Brazil President Michel Temer has been charged with obstruction of justice. The charges stem from his allegedly leading a criminal organization made up of corrupt politicians from various political parties, including the Progressive Party (PP), Brazilian Democratic Movement Party (PMDB), and the Workers’ Party (PT). Members of the organization are said to have received at least R$ 587 million (US$ 187 million) in graft payments during the Lavo Jato [Car Wash] scandal. It is the second criminal charge against Temer in less than three months.
Now it appears the fate of Brazilian politics and the future of its economy hinge on Temer’s ability to stay in power. However, it appears that, much like the first time, the indictments against him are likely to be blocked by Congress. Temer’s defense appealed to the Supreme Court, arguing that both the initial and this latest round of corruption charges are invalid because they are based on a plea bargain deal made with Joesley Batista, the former chairman of meatpacking company JBS.
Batista and his brother Wesley testified that Temer and several other politicians had accepted bribes. Two recordings surfaced: one in which Batista had secretly recorded a meeting with Temer, which appeared to call into question the reliability of the witnesses. On August 2, 2017, Temer survived a vote to suspend him over his initial corruption charges.
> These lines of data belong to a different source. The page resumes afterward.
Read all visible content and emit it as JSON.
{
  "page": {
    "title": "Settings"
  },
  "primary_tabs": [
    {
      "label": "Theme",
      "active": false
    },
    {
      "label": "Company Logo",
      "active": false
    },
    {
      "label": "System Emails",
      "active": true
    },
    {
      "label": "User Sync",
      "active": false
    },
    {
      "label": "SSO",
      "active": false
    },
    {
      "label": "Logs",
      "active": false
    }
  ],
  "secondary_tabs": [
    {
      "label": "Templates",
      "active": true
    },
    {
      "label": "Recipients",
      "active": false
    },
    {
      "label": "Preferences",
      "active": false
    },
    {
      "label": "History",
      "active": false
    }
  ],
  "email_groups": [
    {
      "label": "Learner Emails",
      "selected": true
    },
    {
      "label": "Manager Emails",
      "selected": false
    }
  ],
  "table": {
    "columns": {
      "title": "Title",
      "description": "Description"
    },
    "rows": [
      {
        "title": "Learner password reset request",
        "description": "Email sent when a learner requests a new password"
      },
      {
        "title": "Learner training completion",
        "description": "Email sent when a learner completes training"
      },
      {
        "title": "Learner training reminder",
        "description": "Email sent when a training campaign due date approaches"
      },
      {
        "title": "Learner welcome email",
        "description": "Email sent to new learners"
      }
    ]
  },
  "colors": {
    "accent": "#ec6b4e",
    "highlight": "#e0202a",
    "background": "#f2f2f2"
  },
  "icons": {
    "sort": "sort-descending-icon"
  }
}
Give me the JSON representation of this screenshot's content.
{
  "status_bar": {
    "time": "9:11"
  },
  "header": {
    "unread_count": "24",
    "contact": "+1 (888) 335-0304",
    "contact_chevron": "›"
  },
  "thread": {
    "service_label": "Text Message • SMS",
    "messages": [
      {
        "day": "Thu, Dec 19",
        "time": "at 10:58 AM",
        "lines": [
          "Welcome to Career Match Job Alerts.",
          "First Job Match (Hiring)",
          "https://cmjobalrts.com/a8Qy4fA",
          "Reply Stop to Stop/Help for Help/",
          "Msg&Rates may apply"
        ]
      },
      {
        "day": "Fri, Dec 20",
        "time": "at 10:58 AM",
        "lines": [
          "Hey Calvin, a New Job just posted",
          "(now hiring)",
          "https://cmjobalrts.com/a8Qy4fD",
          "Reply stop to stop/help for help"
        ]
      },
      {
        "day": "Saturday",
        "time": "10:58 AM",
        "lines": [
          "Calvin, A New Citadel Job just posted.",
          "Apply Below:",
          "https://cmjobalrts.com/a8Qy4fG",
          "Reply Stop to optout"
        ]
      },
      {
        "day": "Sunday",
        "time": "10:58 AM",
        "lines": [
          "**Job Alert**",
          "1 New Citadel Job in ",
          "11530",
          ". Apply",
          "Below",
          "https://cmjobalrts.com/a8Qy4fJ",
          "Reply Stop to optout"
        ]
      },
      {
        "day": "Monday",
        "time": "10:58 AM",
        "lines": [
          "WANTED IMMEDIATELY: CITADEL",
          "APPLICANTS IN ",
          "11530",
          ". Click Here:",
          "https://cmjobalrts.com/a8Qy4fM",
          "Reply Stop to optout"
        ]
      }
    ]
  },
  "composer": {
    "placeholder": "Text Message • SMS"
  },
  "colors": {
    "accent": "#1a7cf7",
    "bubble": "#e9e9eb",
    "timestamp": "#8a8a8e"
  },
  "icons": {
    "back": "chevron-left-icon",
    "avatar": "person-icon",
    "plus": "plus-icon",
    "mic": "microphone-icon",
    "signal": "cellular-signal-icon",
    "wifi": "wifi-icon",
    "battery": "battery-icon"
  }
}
It just so happens that Temer has a strong backing in the lower house because he freed up copious amounts of federal funding for lower house members’ projects, thus securing far more than the one-third of Congress (or 157 votes) needed to reject the initial indictment against him.